Certain medical circumstances can trigger eligibility for early payment of all or a portion of your policy's proceeds, including:
- Terminal illness, with death expected within 24 months.
- Acute illness, such as acute heart disease or AIDS, which would result in a drastically reduced life span without extensive treatment.
- Catastrophic illness requiring extraordinary treatment, such as an organ transplant.
- Long-term care needed because you cannot perform a number of daily living activities, such as bathing, dressing, or eating.
- Permanent confinement in a nursing home.
Some people are surprised that such a benefit is available thinking that they would not be insurable if ill. While that is likely accurate, the time to get a life insurance policy with the living benefits rider is when you're in good health. Once insured, that policy is yours for life as long as premiums are paid.
In general, accelerated benefits can range from 25 to 95 percent of the death benefit. The payment depends on your policy's face value, the terms of your contract, and the state you live in. Some companies will permit you to accelerate 100 percent of your policy's face value, but will reduce the amount of your benefit to compensate for the interest it loses on early payout. The amount of your benefit will also be reduced by any outstanding loans against your policy.

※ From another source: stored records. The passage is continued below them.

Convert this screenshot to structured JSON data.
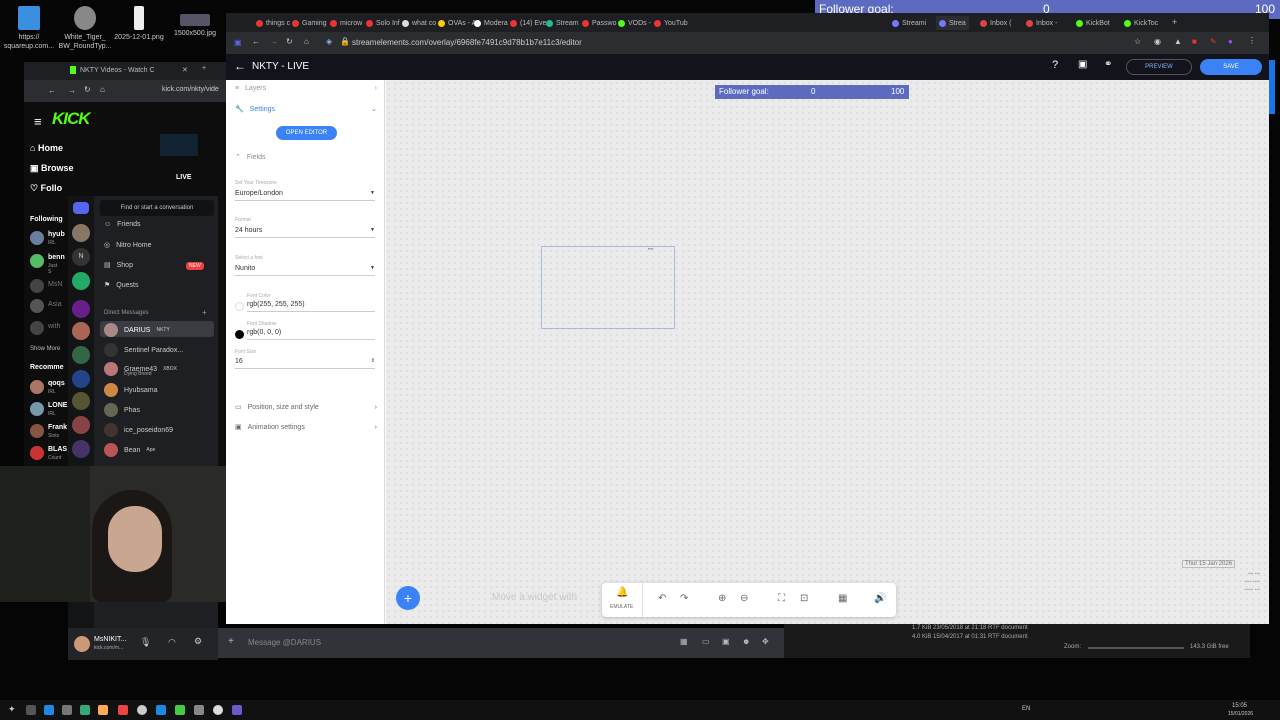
{
  "desktop_icons": [
    {
      "label": "https://\nsquareup.com..."
    },
    {
      "label": "White_Tiger_\nBW_RoundTyp..."
    },
    {
      "label": "2025-12-01.png"
    },
    {
      "label": "1500x500.jpg"
    }
  ],
  "overlay_goal": {
    "label": "Follower goal:",
    "current": "0",
    "target": "100"
  },
  "browser": {
    "tabs": [
      "things c",
      "Gaming",
      "microw",
      "Solo Inf",
      "what co",
      "OVAs - A",
      "Modera",
      "(14) Eve",
      "Stream",
      "Passwo",
      "VODs -",
      "YouTub",
      "Streami",
      "Strea",
      "Inbox (",
      "Inbox -",
      "KickBot",
      "KickToc"
    ],
    "url": "streamelements.com/overlay/6968fe7491c9d78b1b7e11c3/editor"
  },
  "editor": {
    "title": "NKTY - LIVE",
    "preview_label": "PREVIEW",
    "save_label": "SAVE",
    "layers_label": "Layers",
    "settings_label": "Settings",
    "open_editor_label": "OPEN EDITOR",
    "fields_label": "Fields",
    "timezone": {
      "label": "Set Your Timezone",
      "value": "Europe/London"
    },
    "format": {
      "label": "Format",
      "value": "24 hours"
    },
    "font": {
      "label": "Select a font",
      "value": "Nunito"
    },
    "font_color": {
      "label": "Font Color",
      "value": "rgb(255, 255, 255)"
    },
    "font_shadow": {
      "label": "Font Shadow",
      "value": "rgb(0, 0, 0)"
    },
    "font_size": {
      "label": "Font Size",
      "value": "16"
    },
    "position_label": "Position, size and style",
    "animation_label": "Animation settings",
    "widget_goal": {
      "label": "Follower goal:",
      "current": "0",
      "target": "100"
    },
    "move_hint": "Move a widget with",
    "emulate_label": "EMULATE",
    "date_text": "Thur 15 Jan 2026"
  },
  "kick": {
    "tab_title": "NKTY Videos - Watch C",
    "url": "kick.com/nkty/vide",
    "logo": "KICK",
    "nav": [
      "Home",
      "Browse",
      "Follo"
    ],
    "following_label": "Following",
    "following": [
      {
        "name": "hyub",
        "sub": "IRL"
      },
      {
        "name": "benn",
        "sub": "Just S"
      },
      {
        "name": "MsN",
        "sub": ""
      },
      {
        "name": "Asia",
        "sub": ""
      },
      {
        "name": "with",
        "sub": ""
      }
    ],
    "show_more": "Show More",
    "recommended_label": "Recomme",
    "recommended": [
      {
        "name": "qoqs",
        "sub": "IRL"
      },
      {
        "name": "LONE",
        "sub": "IRL"
      },
      {
        "name": "Frank",
        "sub": "Slots"
      },
      {
        "name": "BLAS",
        "sub": "Count"
      }
    ],
    "live_badge": "LIVE"
  },
  "discord": {
    "search": "Find or start a conversation",
    "menu": [
      {
        "label": "Friends"
      },
      {
        "label": "Nitro Home"
      },
      {
        "label": "Shop",
        "badge": "NEW"
      },
      {
        "label": "Quests"
      }
    ],
    "dm_header": "Direct Messages",
    "dms": [
      {
        "name": "DARIUS",
        "tag": "NKTY"
      },
      {
        "name": "Sentinel Paradox...",
        "tag": ""
      },
      {
        "name": "Graeme43",
        "tag": "XBOX"
      },
      {
        "name": "Hyubsama",
        "tag": ""
      },
      {
        "name": "Phas",
        "tag": ""
      },
      {
        "name": "ice_poseidon69",
        "tag": ""
      },
      {
        "name": "Bean",
        "tag": "Ape"
      }
    ],
    "sub_status": "Dying Breed",
    "message_placeholder": "Message @DARIUS",
    "user": "MsNIKIT...",
    "user_sub": "kick.com/m..."
  },
  "file_panel": {
    "row1": "1.7 KiB  23/05/2018 at 21:18  RTF document",
    "row2": "4.0 KiB  15/04/2017 at 01:31  RTF document",
    "zoom": "Zoom:",
    "free": "143.3 GiB free"
  },
  "taskbar": {
    "time": "15:05",
    "date": "15/01/2026",
    "lang": "EN"
  }
}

In most cases accelerated benefits are not subject to federal income taxes. Under the federal tax code, a terminally ill person (defined as a person having only 24 months to live) would not have to pay taxes on accelerated benefits. A chronically ill person is usually exempt but may have to qualify for the exemption by being certified each year. To ensure compliance with current tax laws, check with a local tax advisor.
What happens when you die? Let's say you have a policy with a death benefit of $500,000 that makes 100% of the benefit available as accelerated benefits and you receive $200,000 as accelerated benefits during your lifetime. At death, your heirs receive the remaining $300,000. Essentially, the amount paid to your beneficiary is reduced by the amount you received as an accelerated benefit. If your policy's proceeds are entirely depleted, no benefit is paid after your death.
Want to see an illustration? Ask your insurance agent or financial advisor.